The Ninth Circuit majority in X-Citement declined to interpret Sec. 2252 in a way that prevents constitutional infirmity. We decline to follow X-Citement and choose instead to follow our earlier decisions and those of our sister circuits interpreting the statute to require actual knowledge or reckless disregard of a performer's minority. Because Burian stipulated that he knew that the tapes he possessed depicted minors engaged in sexually explicit conduct, we reject his challenge to the constitutionality of Sec. 2252.



Burian next argues that the district court erred by failing to grant a two-level reduction to the offense level for acceptance of responsibility. The probation officer recommended this reduction in the presentence investigation report even though Burian had submitted a statement explaining his conduct, in which he claimed he had never been interested in child pornography and had only ordered the tapes because he thought the company would never send them.
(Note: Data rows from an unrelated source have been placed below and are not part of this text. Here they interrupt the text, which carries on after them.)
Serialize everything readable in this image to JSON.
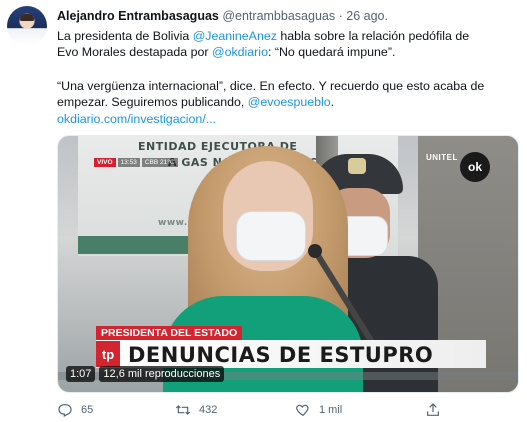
{
  "author": {
    "name": "Alejandro Entrambasaguas",
    "handle": "@entrambbasaguas",
    "separator": "·",
    "date": "26 ago."
  },
  "text": {
    "line1_a": "La presidenta de Bolivia ",
    "line1_mention": "@JeanineAnez",
    "line1_b": " habla sobre la relación pedófila de",
    "line2_a": "Evo Morales destapada por ",
    "line2_mention": "@okdiario",
    "line2_b": ": “No quedará impune”.",
    "line3": "“Una vergüenza internacional”, dice. En efecto. Y recuerdo que esto acaba de",
    "line4_a": "empezar. Seguiremos publicando, ",
    "line4_mention": "@evoespueblo",
    "line4_b": ".",
    "link": "okdiario.com/investigacion/..."
  },
  "video": {
    "banner_line1": "ENTIDAD EJECUTORA DE",
    "banner_line2": "A GAS NATURAL VEHICULAR",
    "banner_line3": "www.eecgnv.gob",
    "live_label": "VIVO",
    "live_time": "13:53",
    "live_temp": "CBB 21°C",
    "channel": "UNITEL",
    "logo": "ok",
    "lower_third_label": "PRESIDENTA DEL ESTADO",
    "lower_third_logo": "tp",
    "headline": "DENUNCIAS DE ESTUPRO",
    "duration": "1:07",
    "views": "12,6 mil reproducciones"
  },
  "actions": {
    "replies": "65",
    "retweets": "432",
    "likes": "1 mil"
  }
}
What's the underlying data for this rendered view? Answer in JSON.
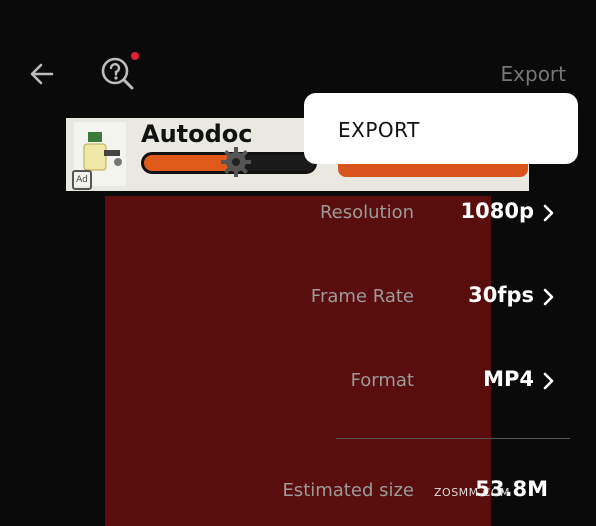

Burian claimed, in his statement, that he wanted to catch the company in false advertising.


At the sentencing hearing, the district court ruled that Burian's statement showed that he had not accepted responsibility. Burian testified that his statement was an attempt to explain his feelings and emotions, not to diminish his responsibility and that perhaps he had made a poor choice of words. The court found that Burian had not carried his burden of proof of clearly demonstrating acceptance of responsibility and denied the two-level decrease in offense level.


The standard of review for a trial court's determination of acceptance of responsibility is more deferential than the clearly erroneous standard. U.S. v. Pofahl, 990 F.2d 1456, 1485 (5th Cir.); cert. denied, --- U.S. ----, 114 S.Ct. 266, 126 L.Ed.2d 218 (1993). The district court refused to accept Burian's argument at the sentencing hearing that his earlier statement was not an attempt to deny his involvement in knowingly ordering child pornography. Burian's attempt to minimize or deny his involvement in the offense supports the district court's refusal to grant a two level reduction for acceptance of responsibility. U.S. v. Watson, 988 F.2d 544, 551 (5th Cir.1993), cert. denied, --- U.S. ----, 114 S.Ct. 698, 126 L.Ed.2d 665 (1994). The district court did not clearly err in refusing to decrease Burian's offense level.




Because X-Citement was decided after Burian's guilty plea, he did not have an opportunity to raise the constitutional challenge until his sentencing hearing


In order for a defendant to preserve an issue for appellate review, he must raise it before the district court. U.S. v. Villarreal, 920 F.2d 1218, 1222 (5th Cir.1991). At his sentencing hearing, Burian stated that he was not moving to declare the relevant statute unconstitutional and that he wished to retain his guilty plea. We have serious doubts that Burian preserved this issue on appeal. Ordinarily, a guilty plea waives all objections, even constitutional ones, unless expressly reserved


Burian challenges Sec. 2252(a)(4)(B) which states that an offense occurs if a person:

knowingly possesses 3 or more ... video tapes, or other matter which contain any visual depiction that has been mailed ... if--(i) the producing of such visual depiction involves the use of a minor engaging in sexually explicit conduct; and (ii) such visual depiction is of such conduct.

X-Citement dealt with Sec. 2252(a)(2) which states that an offense occurs if a person:

knowingly receives, or distributes any visual depiction that has been mailed ... if--(A) the producing of such visual depiction involves the use of a minor engaging in sexually explicit conduct; and (ii) such visual depiction is of such conduct.